mov	esp, ebp

After the above instruction, the locale variables of the function1 are ignored. They are not a part of the stack anymore.

stack-theory-tutorial-mov-esp-ebp

Next, we want to save the original value of EBP in the EBP register Previously we saved it on the stack. At the moment that value is on the top of the stack. So we use pop EBP instruction. It'll get whatever found at the top of the stack and copy it to the EBP.

stack-theory-tutorial-pop-ebp

Now the main function can use its original EBP. Now the function1's stack frame is gone from the stack. But those data are still in the memory. Great. what is up to next?

We use ret instruction to do the next step. It pops off the previously saved return address from the stack and saves it on the EIP register. So execution gets transferred to the main function's next instructions. The following image shows the stack layout after the above ret instruction.

stack-tutorial-ret

You can see the old value of EBP return address and function1's local variables etc are still located at the memory But those are not included in the stack. (End of the stack is indicated by ESP)

Now I think you got a clear idea about the stack and stack frames.
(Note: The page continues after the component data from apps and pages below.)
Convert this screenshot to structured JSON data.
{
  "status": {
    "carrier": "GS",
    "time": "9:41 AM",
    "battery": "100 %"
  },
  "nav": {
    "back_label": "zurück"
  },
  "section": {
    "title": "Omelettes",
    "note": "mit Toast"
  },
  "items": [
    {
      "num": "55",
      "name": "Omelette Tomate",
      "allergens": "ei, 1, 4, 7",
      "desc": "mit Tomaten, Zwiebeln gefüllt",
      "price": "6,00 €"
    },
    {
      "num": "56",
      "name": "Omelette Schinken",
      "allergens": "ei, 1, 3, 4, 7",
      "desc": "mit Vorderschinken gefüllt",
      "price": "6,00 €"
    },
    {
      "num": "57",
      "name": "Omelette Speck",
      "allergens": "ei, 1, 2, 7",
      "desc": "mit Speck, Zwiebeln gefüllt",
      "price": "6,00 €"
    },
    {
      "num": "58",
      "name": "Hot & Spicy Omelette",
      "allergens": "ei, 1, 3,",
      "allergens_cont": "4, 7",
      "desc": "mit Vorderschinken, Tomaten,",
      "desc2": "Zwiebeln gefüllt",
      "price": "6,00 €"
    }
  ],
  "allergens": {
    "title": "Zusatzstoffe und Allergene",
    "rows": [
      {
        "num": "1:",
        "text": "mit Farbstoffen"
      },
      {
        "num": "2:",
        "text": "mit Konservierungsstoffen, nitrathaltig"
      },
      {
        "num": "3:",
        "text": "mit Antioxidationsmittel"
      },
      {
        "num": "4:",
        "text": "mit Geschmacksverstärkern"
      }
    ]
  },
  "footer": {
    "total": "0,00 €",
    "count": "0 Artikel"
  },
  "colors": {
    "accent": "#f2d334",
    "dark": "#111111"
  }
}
You may read the stack architecture demo tutorial to further do experiments with the stack. In that tutorial, we write a program in C and use GDB  to disassemble and see how the stack works.

May 04
C programming strings

In our "Manipulating data with C" article we saw how we can store data in memory. We used the....

Aug 12
Linux file handling

1) Creating an empty file. We can use touch command for make a new file in Linux. Syntax is....

Apr 30
XSS overide functions

One of my friend gave me a JavaScript code and asked to trigger an alert() by changing one....

Replying to 's comment Cancel reply